“What do I mean by “democratic capitalism”? I mean three systems in one: a predominantly market economy; a polity respectful of the rights of the individual to life, liberty, and the pursuit of happiness; and a system of cultural institutions moved by ideals of liberty and justice for all. Michael Novak, The Spirit of Democratic Capitalism [i]
We rightly have been obsessed with COVID 19 to the exclusion of almost all other topics, but there are other viruses which infect our blood and brains, some of which may have more lasting ramifications.
In a podcast[ii] with Dr. Arthur Brooks, who was featured in a past post here[iii], journalist Jay Nordlinger discussed with him a research paper published out of the University of Berlin. Well referenced, it concluded that financial crises precipitate populist movements of all stripes, but mostly of the radical left. Populism does not inevitably lead to tyranny, but when it does, it is horrific from the National Socialists of the Third Reich and Stalinist slaughters to the “Liberte, egalite, fraternite” gory excesses in France in the late eighteenth century. Dr. Brooks quipped that they sometimes go “real Frenchy” when the economic and political leaders who were once envied and imitated end up in the tumbrils on a public ride to a sharp end dispossessing them of their heads.
The financial crisis does not have to be as dire as that which afflicted the French peasantry[iv] prior to setting up the guillotines. A collapse of the housing and mortgage markets in 2008 and a decade or so of wage stagnation, shrunken opportunity, burdensome personal debt and high unemployment led to the much less bloody “Make America Great” Trump phenomenon and “Feel the Bern” Social Democracy movement here and their analogous movements in many Western countries. Dueling populisms[v], rooted in the fertile soil of discontent, are both feeding on a gnawing sense of helplessness, fear, and a sense that injustice is being done. Both propose solutions that are incompatible with one another[vi], and both perceive the other to be their mortal enemy. For both, most of their proponents believe most sincerely that they offer relief to the oppressed and the best opportunity to right the wrongs in the culture.
We find it difficult even settling on the meanings of the terms we use to describe our disagreements. Nor do we help ourselves when all sides use the same hackneyed phrases and accusations in social media posts to describe their opponents. [vii] How do we begin to rebuild the trust necessary to hack away the thorny briars with our brush hooks[viii] and clear the path forward?

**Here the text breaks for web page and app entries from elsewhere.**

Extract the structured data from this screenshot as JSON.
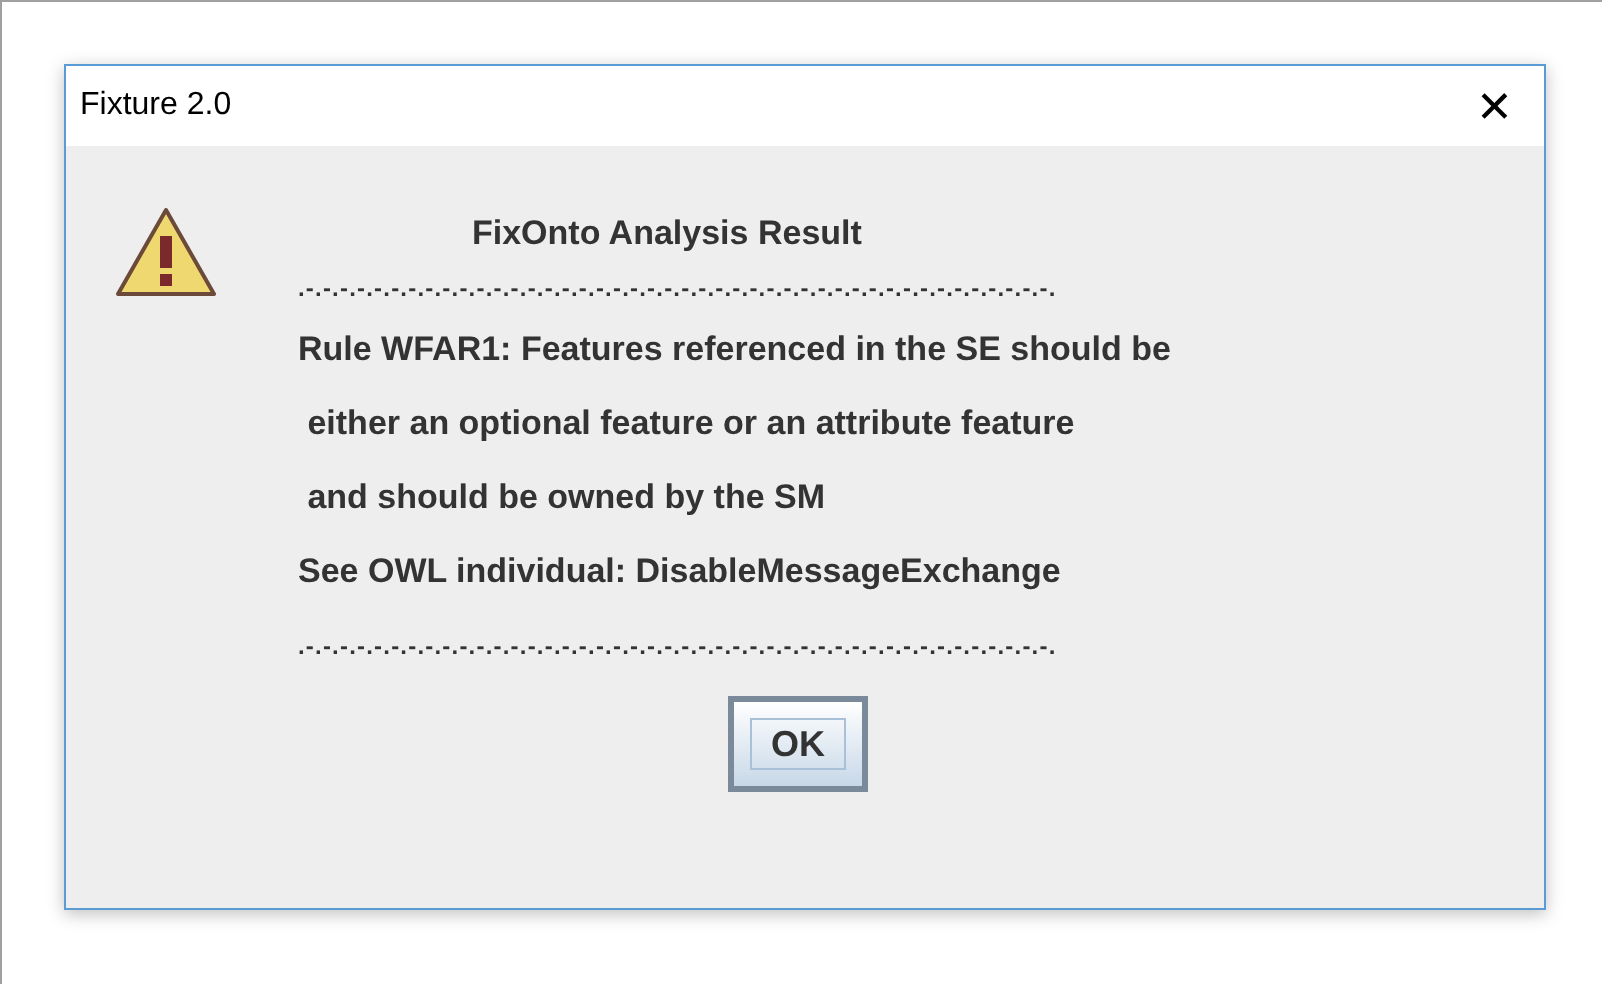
{
  "window": {
    "title": "Fixture 2.0",
    "close": "✕"
  },
  "message": {
    "heading": "FixOnto Analysis Result",
    "separator_top": ".-.-.-.-.-.-.-.-.-.-.-.-.-.-.-.-.-.-.-.-.-.-.-.-.-.-.-.-.-.-.-.-.-.-.-.-.-.-.-.-.-.-.-.-.",
    "lines": [
      "Rule WFAR1: Features referenced in the SE should be",
      " either an optional feature or an attribute feature",
      " and should be owned by the SM",
      "See OWL individual: DisableMessageExchange"
    ],
    "separator_bottom": ".-.-.-.-.-.-.-.-.-.-.-.-.-.-.-.-.-.-.-.-.-.-.-.-.-.-.-.-.-.-.-.-.-.-.-.-.-.-.-.-.-.-.-.-."
  },
  "buttons": [
    {
      "label": "OK",
      "focused": true
    }
  ]
}
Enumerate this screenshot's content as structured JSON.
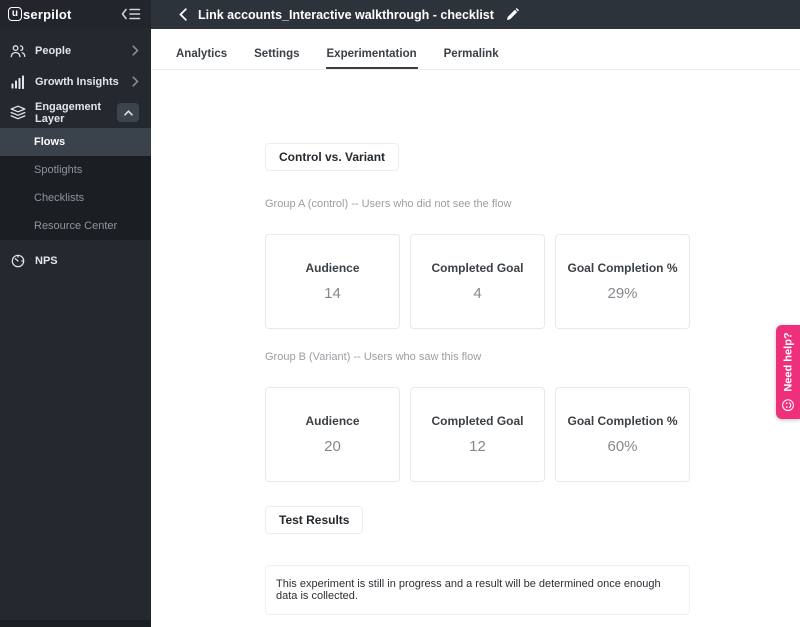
{
  "brand": {
    "logo_badge": "u",
    "logo_text": "serpilot"
  },
  "sidebar": {
    "items": [
      {
        "label": "People",
        "icon": "people-icon"
      },
      {
        "label": "Growth Insights",
        "icon": "bar-chart-icon"
      },
      {
        "label": "Engagement Layer",
        "icon": "layers-icon",
        "expanded": true
      }
    ],
    "submenu": [
      {
        "label": "Flows",
        "active": true
      },
      {
        "label": "Spotlights",
        "active": false
      },
      {
        "label": "Checklists",
        "active": false
      },
      {
        "label": "Resource Center",
        "active": false
      }
    ],
    "nps_label": "NPS"
  },
  "header": {
    "title": "Link accounts_Interactive walkthrough - checklist"
  },
  "tabs": [
    {
      "label": "Analytics",
      "active": false
    },
    {
      "label": "Settings",
      "active": false
    },
    {
      "label": "Experimentation",
      "active": true
    },
    {
      "label": "Permalink",
      "active": false
    }
  ],
  "experiment": {
    "section_title": "Control vs. Variant",
    "groups": [
      {
        "label": "Group A (control) -- Users who did not see the flow",
        "cards": [
          {
            "label": "Audience",
            "value": "14"
          },
          {
            "label": "Completed Goal",
            "value": "4"
          },
          {
            "label": "Goal Completion %",
            "value": "29%"
          }
        ]
      },
      {
        "label": "Group B (Variant) -- Users who saw this flow",
        "cards": [
          {
            "label": "Audience",
            "value": "20"
          },
          {
            "label": "Completed Goal",
            "value": "12"
          },
          {
            "label": "Goal Completion %",
            "value": "60%"
          }
        ]
      }
    ],
    "results_title": "Test Results",
    "results_message": "This experiment is still in progress and a result will be determined once enough data is collected."
  },
  "help_tab": {
    "label": "Need help?"
  },
  "colors": {
    "accent_pink": "#ee2f7b",
    "sidebar_bg": "#24292f",
    "submenu_bg": "#1b1f24",
    "active_item_bg": "#3a424b",
    "topbar_bg": "#2c333b"
  }
}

“The word Fascism has now no meaning except in so far as it signifies ‘something not desirable.’ The words democracy, socialism, freedom, patriotic, realistic, justice, have each of them several different meanings which cannot be reconciled with one another.” George Orwell, “Politics and the English Language.” (First published: Horizon. — GB, London. — April 1946.) [ix]
Nearing the fifth month of the unprecedented and politically completely unpredictable COVID 19 financial crisis, the question is what form will the next or prevailing populism take? Have our dueling populisms changed through all of this? Have they distilled and hardened? After a hiatus of a quarter or two, or year or two, will the domestic economy resume its decade long period of relative economic improvement? Will we absorb over 100,000 deaths, keep ourselves angry and entertained with futile social media political posts and continue our untidy path to the unknown? Or has there been a tectonic shift that will not resolve without more earthquakes?
That is the unanswerable question, not whether the Trump administration or the Cuomo administration in NY succeeded or failed in managing the pandemic. Swedish model? Florida model? New York model? Hard lessons we must learn, but not the most important ones. COVID 19 will slow down, perhaps recur periodically like the flu or SARS on cruise ships. But inevitably, another crisis of greater or lesser moment will eventually overtake us. How long will we remain in our trenches lobbing mortar shells at each other and calling each other “Fascists?” And what will our new reality look like when we emerge through the smoke and stink into the light and charge over the top of the trenches?
“The future meant nothing to me until it stuck.” John le Carré, “Legacy of Spies”
[ii] Podcast on Ricochet with Jay Nordlinger and Dr. Arthur Brooks. https://ricochet.com/podcast/q-and-a/the-essential-arthur-brooks/
[iv] The French peasants of 1785 spent 90% of their income on just bread to keep their families just above starvation. Their queen’s famous (and perhaps apocryphal) response when told her people had no bread was “Let them eat cake.” Not without sympathy, perhaps she thought the lack of bread was due to bad bakery inventory control.
[vi] Probably nowhere else is the conflict between these movements so stark and irreconcilable as with abortion. One side view it as a necessary component of the reproductive rights of women to end the life of their child for their own necessary benefit: physical health, psychologically, emotionally, economically or socially. The other side sees the intrinsic evil of taking the lives of the most innocent and vulnerable of human beings. Irreconcilable and impossible to compromise those different understandings of the same act. The child either lives or doesn’t. Solomon settled that one centuries ago.
[vii] As fellow social media posters, can we resolve to never use the following words, which no longer have any coherent meaning: Fascist, moron, despicable, fool… Please feel free to add your own contribution to this list.